Kicking off in pre-Partition India, Nawazuddin Siddiqui starrer Manto traces the most important years in the celebrated author's career as he fought obscenity charges issued against his works while grappling with the sense of isolation that was brought on by the Partition.
Art director Rita Ghosh tells us that recreating post-Independence Lahore for the Nandita Das-directed venture in Gujarat was a mammoth task, after their plan for shooting in Pakistan hit a roadblock.
“We were to shoot most of these sequences in Lahore. However, after the Uri attacks, we had to cancel our reccee," says Ghosh, who then conducted extensive reccees across Ludhiana, Chandigarh and Gujarat for the period drama.
"We wanted to get the bylanes of Lahore right, so we started looking for areas that are architecturally similar to Pakistan of the 1940s.
There were a few streets in Ahmedabad that didn't have modern elements and hence, could pass off as Lahore." Besides Manto's daughters Nighat, Nuzhat and Nusrat, Ghosh also relied on art directors based in the neighbouring country to reimagine the era. "We had a steady supply of pictures from Lahore, so even the curios in his home, and the utensils used in the film have been replicated."
Her biggest challenge was to create a ship for the sequence where Manto is seen bidding adieu to Mumbai and heading to Pakistan.

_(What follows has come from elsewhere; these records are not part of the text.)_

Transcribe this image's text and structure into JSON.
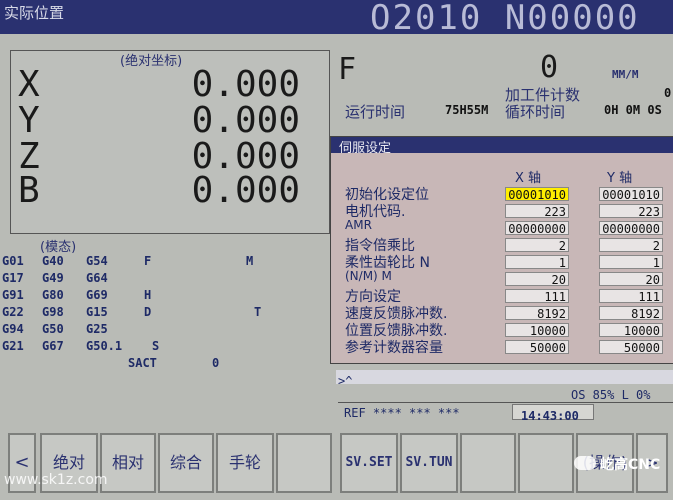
{
  "header": {
    "screen_title": "实际位置",
    "program_number": "O2010 N00000"
  },
  "position": {
    "title": "(绝对坐标)",
    "axes": [
      {
        "name": "X",
        "value": "0.000"
      },
      {
        "name": "Y",
        "value": "0.000"
      },
      {
        "name": "Z",
        "value": "0.000"
      },
      {
        "name": "B",
        "value": "0.000"
      }
    ]
  },
  "feed": {
    "label": "F",
    "value": "0",
    "unit": "MM/M"
  },
  "runtime": {
    "label": "运行时间",
    "value": "75H55M"
  },
  "parts": {
    "label": "加工件计数",
    "value": "0",
    "cycle_label": "循环时间",
    "cycle_value": "0H 0M 0S"
  },
  "modal": {
    "title": "(模态)",
    "rows": [
      [
        "G01",
        "G40",
        "G54",
        "F",
        "",
        "M"
      ],
      [
        "G17",
        "G49",
        "G64",
        "",
        "",
        ""
      ],
      [
        "G91",
        "G80",
        "G69",
        "H",
        "",
        ""
      ],
      [
        "G22",
        "G98",
        "G15",
        "D",
        "",
        "T"
      ],
      [
        "G94",
        "G50",
        "G25",
        "",
        "",
        ""
      ],
      [
        "G21",
        "G67",
        "G50.1",
        "S",
        "",
        ""
      ]
    ],
    "sact_label": "SACT",
    "sact_value": "0"
  },
  "servo": {
    "title": "伺服设定",
    "col_x": "X 轴",
    "col_y": "Y 轴",
    "params": [
      {
        "label": "初始化设定位",
        "x": "00001010",
        "y": "00001010"
      },
      {
        "label": "电机代码.",
        "x": "223",
        "y": "223"
      },
      {
        "label": "AMR",
        "x": "00000000",
        "y": "00000000"
      },
      {
        "label": "指令倍乘比",
        "x": "2",
        "y": "2"
      },
      {
        "label": "柔性齿轮比 N",
        "x": "1",
        "y": "1"
      },
      {
        "label": "(N/M) M",
        "x": "20",
        "y": "20"
      },
      {
        "label": "方向设定",
        "x": "111",
        "y": "111"
      },
      {
        "label": "速度反馈脉冲数.",
        "x": "8192",
        "y": "8192"
      },
      {
        "label": "位置反馈脉冲数.",
        "x": "10000",
        "y": "10000"
      },
      {
        "label": "参考计数器容量",
        "x": "50000",
        "y": "50000"
      }
    ]
  },
  "status": {
    "prompt": ">^",
    "os_line": "OS 85% L   0%",
    "ref_line": "REF **** *** ***",
    "clock": "14:43:00"
  },
  "softkeys": {
    "left": "<",
    "k1": "绝对",
    "k2": "相对",
    "k3": "综合",
    "k4": "手轮",
    "k5": "",
    "k6": "SV.SET",
    "k7": "SV.TUN",
    "k8": "",
    "k9": "",
    "k10": "(操作)",
    "right": ">"
  },
  "watermark": {
    "site": "www.sk1z.com",
    "brand": "屹高CNC"
  }
}
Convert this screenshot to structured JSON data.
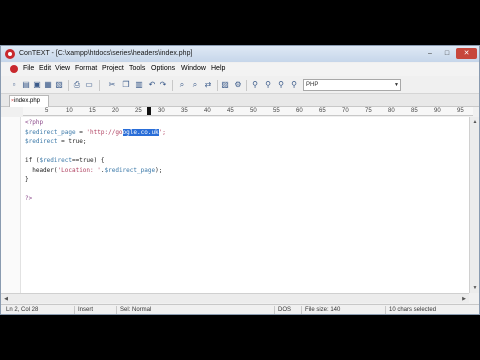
{
  "window": {
    "title": "ConTEXT - [C:\\xampp\\htdocs\\series\\headers\\index.php]",
    "controls": {
      "minimize": "–",
      "maximize": "□",
      "close": "✕"
    }
  },
  "menu": {
    "items": [
      "File",
      "Edit",
      "View",
      "Format",
      "Project",
      "Tools",
      "Options",
      "Window",
      "Help"
    ]
  },
  "toolbar": {
    "buttons": [
      "new-file",
      "open-file",
      "save",
      "save-all",
      "close",
      "print",
      "cut",
      "copy",
      "paste",
      "undo",
      "redo",
      "find",
      "find-next",
      "replace",
      "highlighter",
      "settings",
      "user-exec-1",
      "user-exec-2",
      "user-exec-3",
      "user-exec-4"
    ],
    "language": "PHP"
  },
  "tabs": [
    {
      "label": "index.php"
    }
  ],
  "ruler": {
    "labels": [
      "5",
      "10",
      "15",
      "20",
      "25",
      "30",
      "35",
      "40",
      "45",
      "50",
      "55",
      "60",
      "65",
      "70",
      "75",
      "80",
      "85",
      "90",
      "95"
    ]
  },
  "code": {
    "lines": [
      [
        {
          "t": "<?php",
          "c": "kw-php"
        }
      ],
      [
        {
          "t": "$redirect_page",
          "c": "var"
        },
        {
          "t": " = ",
          "c": "plain"
        },
        {
          "t": "'http://go",
          "c": "str"
        },
        {
          "t": "ogle.co.uk",
          "c": "sel"
        },
        {
          "t": "';",
          "c": "str"
        }
      ],
      [
        {
          "t": "$redirect",
          "c": "var"
        },
        {
          "t": " = ",
          "c": "plain"
        },
        {
          "t": "true",
          "c": "kw"
        },
        {
          "t": ";",
          "c": "plain"
        }
      ],
      [],
      [
        {
          "t": "if (",
          "c": "plain"
        },
        {
          "t": "$redirect",
          "c": "var"
        },
        {
          "t": "==",
          "c": "plain"
        },
        {
          "t": "true",
          "c": "kw"
        },
        {
          "t": ") {",
          "c": "plain"
        }
      ],
      [
        {
          "t": "  header(",
          "c": "plain"
        },
        {
          "t": "'Location: '",
          "c": "str"
        },
        {
          "t": ".",
          "c": "plain"
        },
        {
          "t": "$redirect_page",
          "c": "var"
        },
        {
          "t": ");",
          "c": "plain"
        }
      ],
      [
        {
          "t": "}",
          "c": "plain"
        }
      ],
      [],
      [
        {
          "t": "?>",
          "c": "kw-php"
        }
      ]
    ]
  },
  "status": {
    "position": "Ln 2, Col 28",
    "mode": "Insert",
    "selection": "Sel: Normal",
    "line_ending": "DOS",
    "file_size": "File size: 140",
    "selected": "10 chars selected"
  }
}
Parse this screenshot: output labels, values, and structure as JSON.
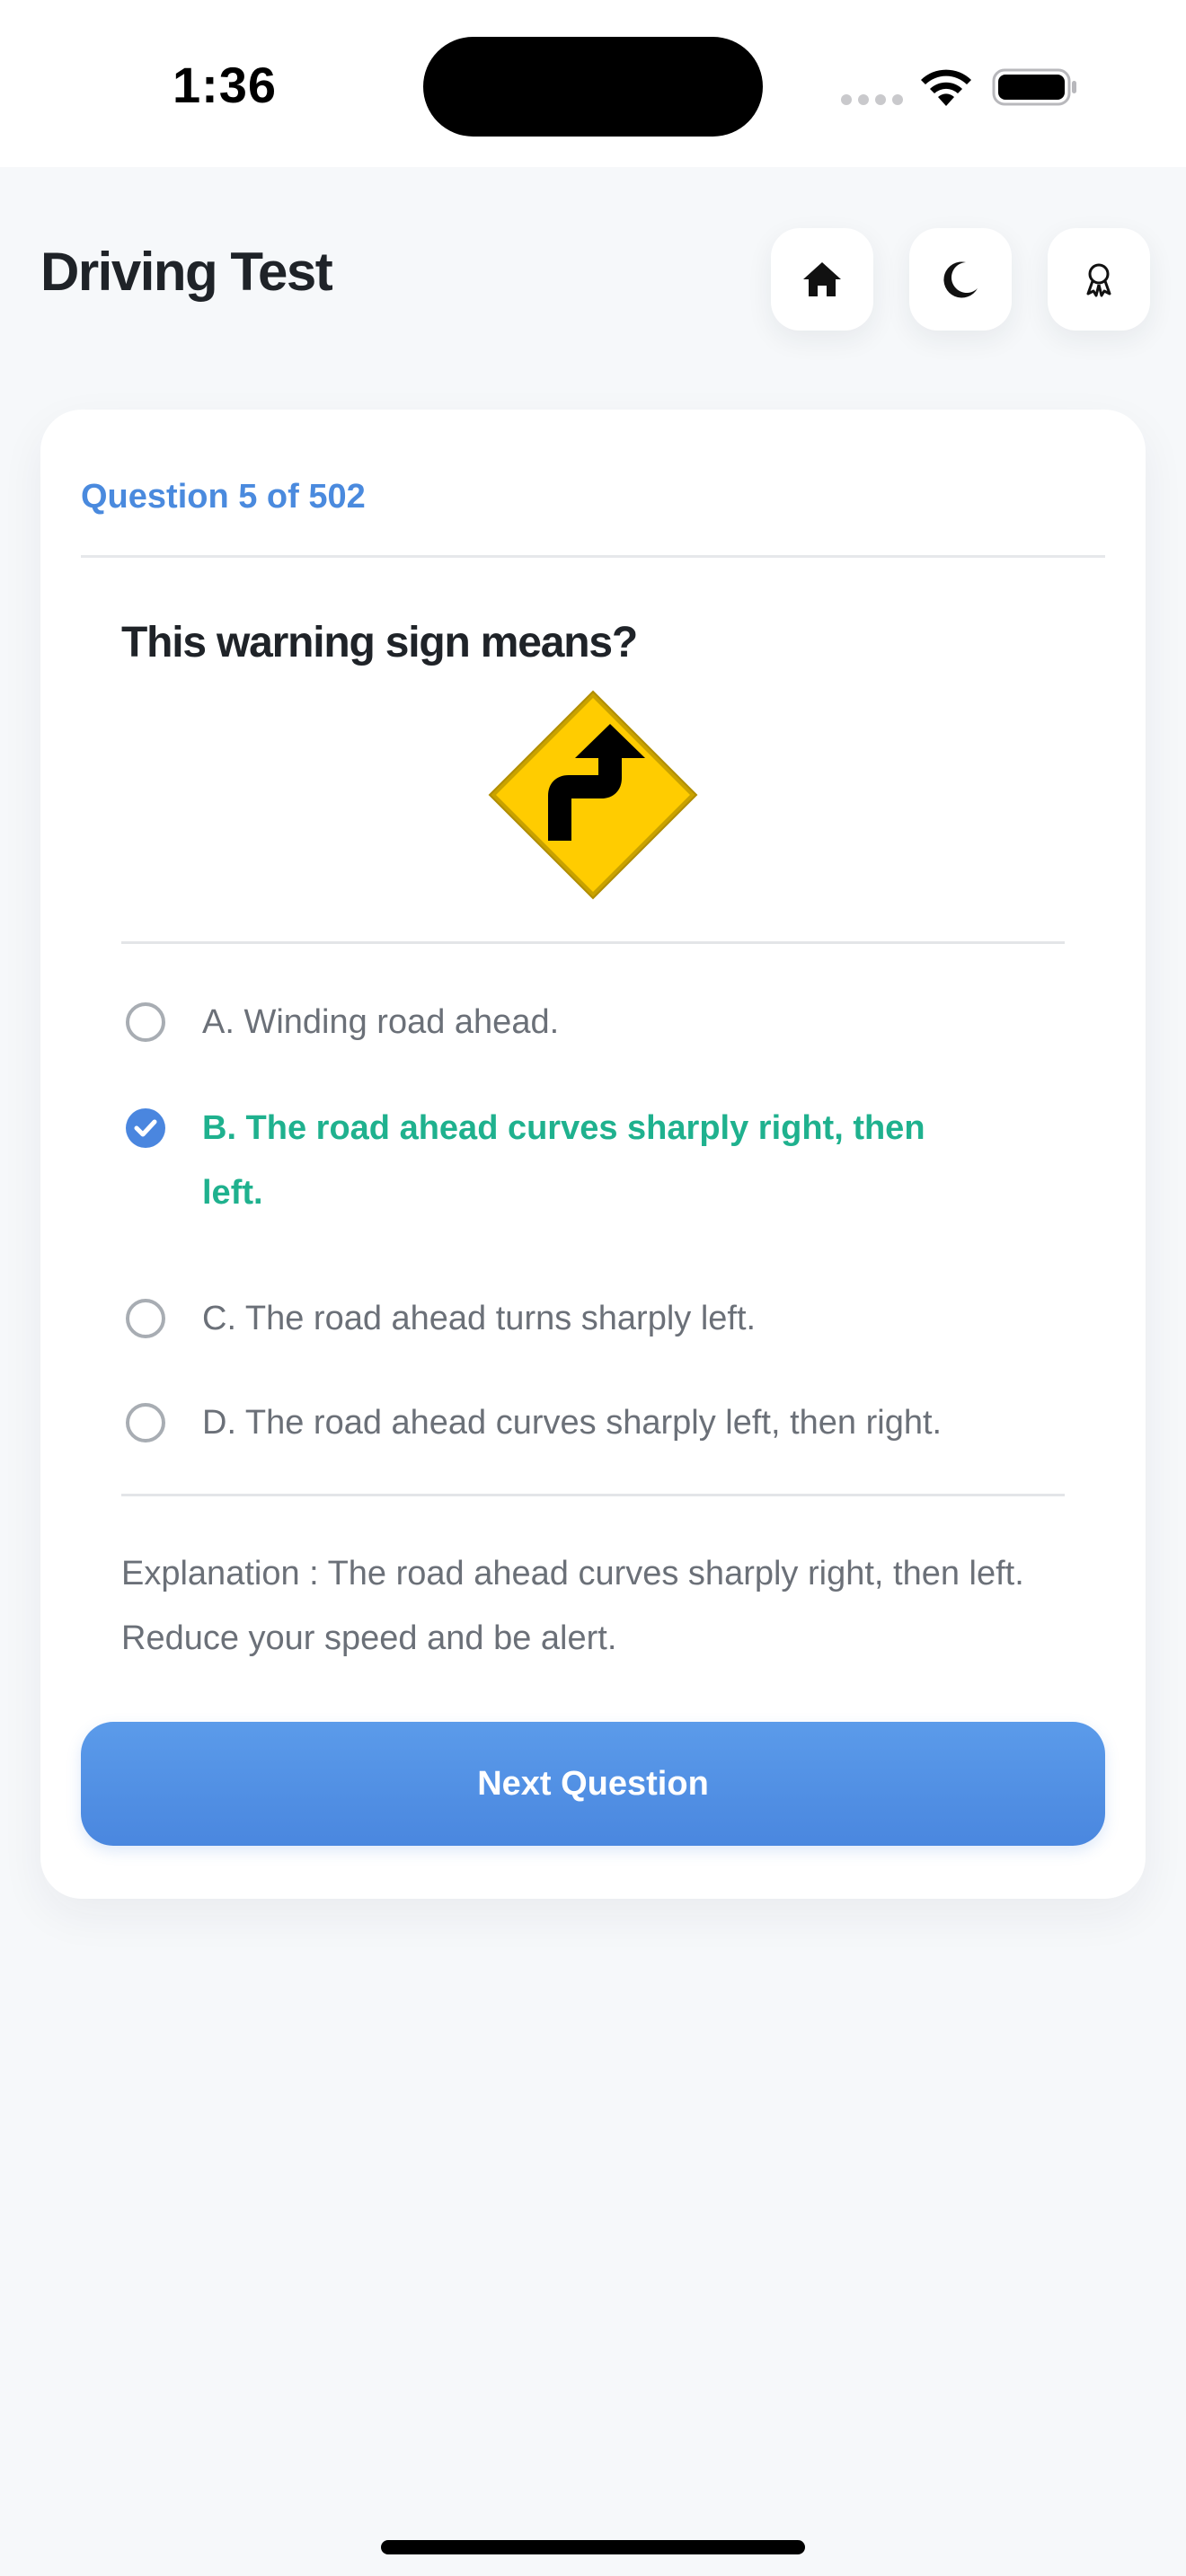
{
  "status_bar": {
    "time": "1:36",
    "icons": [
      "signal-dots-icon",
      "wifi-icon",
      "battery-icon"
    ]
  },
  "header": {
    "title": "Driving Test",
    "buttons": [
      {
        "name": "home-button",
        "icon": "home-icon"
      },
      {
        "name": "dark-mode-button",
        "icon": "moon-icon"
      },
      {
        "name": "achievements-button",
        "icon": "award-ribbon-icon"
      }
    ]
  },
  "quiz": {
    "counter": "Question 5 of 502",
    "question": "This warning sign means?",
    "sign_icon": "right-reverse-curve-warning-sign",
    "options": [
      {
        "label": "A. Winding road ahead.",
        "selected": false,
        "correct": false
      },
      {
        "label": "B. The road ahead curves sharply right, then left.",
        "selected": true,
        "correct": true
      },
      {
        "label": "C. The road ahead turns sharply left.",
        "selected": false,
        "correct": false
      },
      {
        "label": "D. The road ahead curves sharply left, then right.",
        "selected": false,
        "correct": false
      }
    ],
    "explanation": "Explanation : The road ahead curves sharply right, then left. Reduce your speed and be alert.",
    "next_label": "Next Question"
  },
  "colors": {
    "accent": "#4a86df",
    "correct": "#1fb18e",
    "background": "#f6f8fa",
    "card": "#ffffff",
    "sign_yellow": "#ffcc00"
  }
}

"Building a ship would have been an expensive affair. We eventually found a container yard near Ahmedabad and built a ship on top of a container," says Ghosh, adding that Das's "clarity and discipline" made the task much easier.